Ministry cracks down on online arms dealers

Updated 18 June 2014

Ministry cracks down on online arms dealers

The Interior Ministry is closely monitoring and tracking down arms trafficking through the Internet and social networking sites.
Mansour Al-Turki, the ministry’s spokesman, said violators — either individuals or website operators — will be treated as criminals.
He pointed out that trade in weapons and its accessories are prohibited in the Kingdom.
Al-Turki said competent security agencies regularly follow up and track the information and data available on trade in weapons on the Internet and social networking sites.
According to local media reports, the ministry discovered 31 accounts on Instagram that posed social and security risk “because some of the users were openly using the sites to trade in weapons.”
The sites have followers, and contain photos of the different kinds of arms and ammunitions such as Kalashnikov rifles and guns of all sizes ready for sale.
The prices of the arms displayed on the sites range between SR1,700 and SR25, 000 depending on the type of weapon.
“Such accounts are a threat to the internal security and society in general because criminals and teenagers can obtain them easily despite the strict control and monitoring of the Ministry of Interior on the borders to prevent arms smuggling into the Kingdom,” he said.
As per the law, any person who is found guilty of manufacturing, assembling, selling or purchasing such weapons and ammunition, and who has in his possession such arms with the intent to disturb internal security, will be jailed for up to 30 years and will be fined up to SR300 000.
In case the individual is found in possession of weapons of war or ammunition, he is liable to either imprisonment of 25 years or a fine of SR150,000 or both.
A person guilty of possessing an individual weapon or ammunition without a license can face a jail term of up to two years or a fine of SR7,000 or both.
The Interior Ministry represented by the General Directorate for the Border Guards is making extensive efforts to combat arms smuggling. During the past six months, the directorate has succeeded in seizing 2,089 pieces of weapons.

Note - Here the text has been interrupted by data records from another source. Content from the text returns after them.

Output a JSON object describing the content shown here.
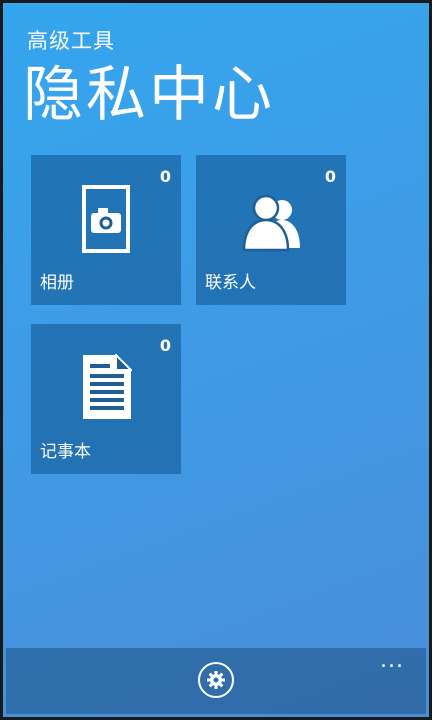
{
  "header": {
    "app_subtitle": "高级工具",
    "page_title": "隐私中心"
  },
  "tiles": [
    {
      "label": "相册",
      "count": "0",
      "icon": "photo-album-icon"
    },
    {
      "label": "联系人",
      "count": "0",
      "icon": "contacts-icon"
    },
    {
      "label": "记事本",
      "count": "0",
      "icon": "notepad-icon"
    }
  ],
  "app_bar": {
    "settings_icon": "gear-icon",
    "more_label": "..."
  },
  "colors": {
    "background": "#3a9fe9",
    "tile": "#1f5f95",
    "text": "#ffffff"
  }
}
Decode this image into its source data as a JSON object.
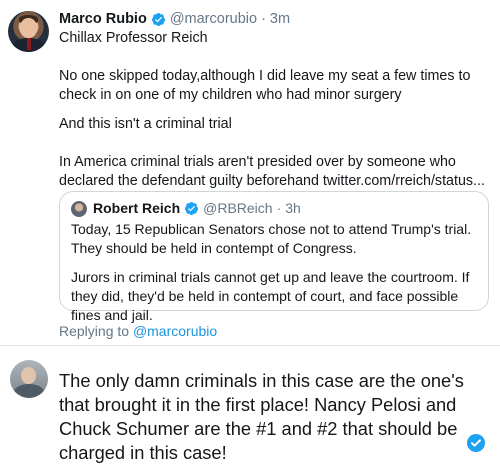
{
  "tweet": {
    "name": "Marco Rubio",
    "handle": "@marcorubio",
    "separator": "·",
    "time": "3m",
    "paragraphs": [
      "Chillax Professor Reich",
      "No one skipped today,although I did leave my seat a few times to check in on one of my children who had minor surgery",
      "And this isn't a criminal trial",
      "In America criminal trials aren't presided over by someone who declared the defendant guilty beforehand twitter.com/rreich/status..."
    ],
    "icons": {
      "verified": "verified-badge-icon",
      "avatar": "profile-avatar"
    },
    "colors": {
      "verified": "#1da1f2",
      "handle": "#657786",
      "link": "#1b95e0"
    }
  },
  "quote": {
    "name": "Robert Reich",
    "handle": "@RBReich",
    "separator": "·",
    "time": "3h",
    "paragraphs": [
      "Today, 15 Republican Senators chose not to attend Trump's trial. They should be held in contempt of Congress.",
      "Jurors in criminal trials cannot get up and leave the courtroom. If they did, they'd be held in contempt of court, and face possible fines and jail."
    ]
  },
  "replying": {
    "prefix": "Replying to ",
    "mention": "@marcorubio"
  },
  "reply": {
    "text": "The only damn criminals in this case are the one's that brought it in the first place! Nancy Pelosi and Chuck Schumer are the #1 and #2 that should be charged in this case!",
    "icon": "check-circle-icon"
  }
}
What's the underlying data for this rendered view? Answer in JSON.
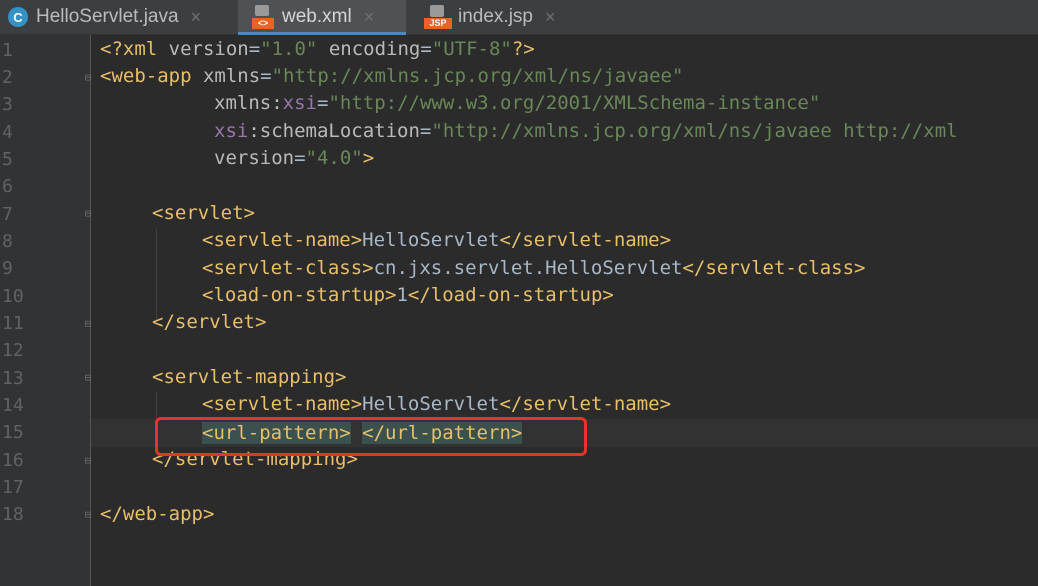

Pilgrims to quarantine for 14 days after Hajj

More than 41,361 polymerase chain reaction (PCR) tests have been conducted in the past 24 hours. (SPA)
Updated 04 August 2020

Pilgrims to quarantine for 14 days after Hajj

  • COVID-19 cases in Saudi Arabia continue to fall, officials say

JEDDAH: Pilgrims who took part in this year’s Hajj must continue wearing electronic tags so authorities can track their 14-day quarantine once they return home.

The bracelet is designed to monitor pilgrims’ adherence to quarantine, as well as monitoring and recording their health status through the “Tatamman” app.
Pilgrims were required to quarantine before embarking on the Hajj and wore the bracelets to ensure they were obeying the self-isolation rules as part of strict measures to contain the spread of coronavirus.
The country continues to experience a decline in COVID-19 cases. Recorded infections remain below the 2,000 mark for the 10th day in a row. The Kingdom reported 1,258 new cases of COVID-19 on Monday, raising the number of those infected to 280,093 so far.
There are currently 35,091 active cases and six patients were admitted to critical care units, raising the number to 2,017. There were 32 new fatalities, raising the death toll to 2,949.
There were 1,972 new recoveries recorded, raising the total number of recoveries to 242,053.
More than 41,361 polymerase chain reaction (PCR) tests have been conducted in the past 24 hours. The total number of PCR tests conducted to date exceeds 3.47 million.


280,093 COVID-19 cases

242,053 Recoveries

35,091 Active cases

2,949 Total deaths

3.47m PCR tests

The Ministry of Health has been carrying out daily visits to health institutions in order to assess their level of commitment to anti-coronavirus measures, such as ensuring that staff adhere to social distancing, wear masks, and adopt the health practices and crisis management mechanisms recommended by authorities to protect patients and staff.
Teams have been dispatched to supervise the compliance of health facilities’ quarantine centers across Saudi Arabia and stepped up their visits to government and private hospitals to ensure their compliance with health protocols, sample transfers and staff testing as well as ensuring that all routine surgeries are stopped.
More than 5,000 violations have been recorded and violators were referred to committees. More than 150 facilities were temporarily shut down by the ministry until the proper protocols were implemented and the violations were fixed. A number of institutions were able to resume operations after settling fines.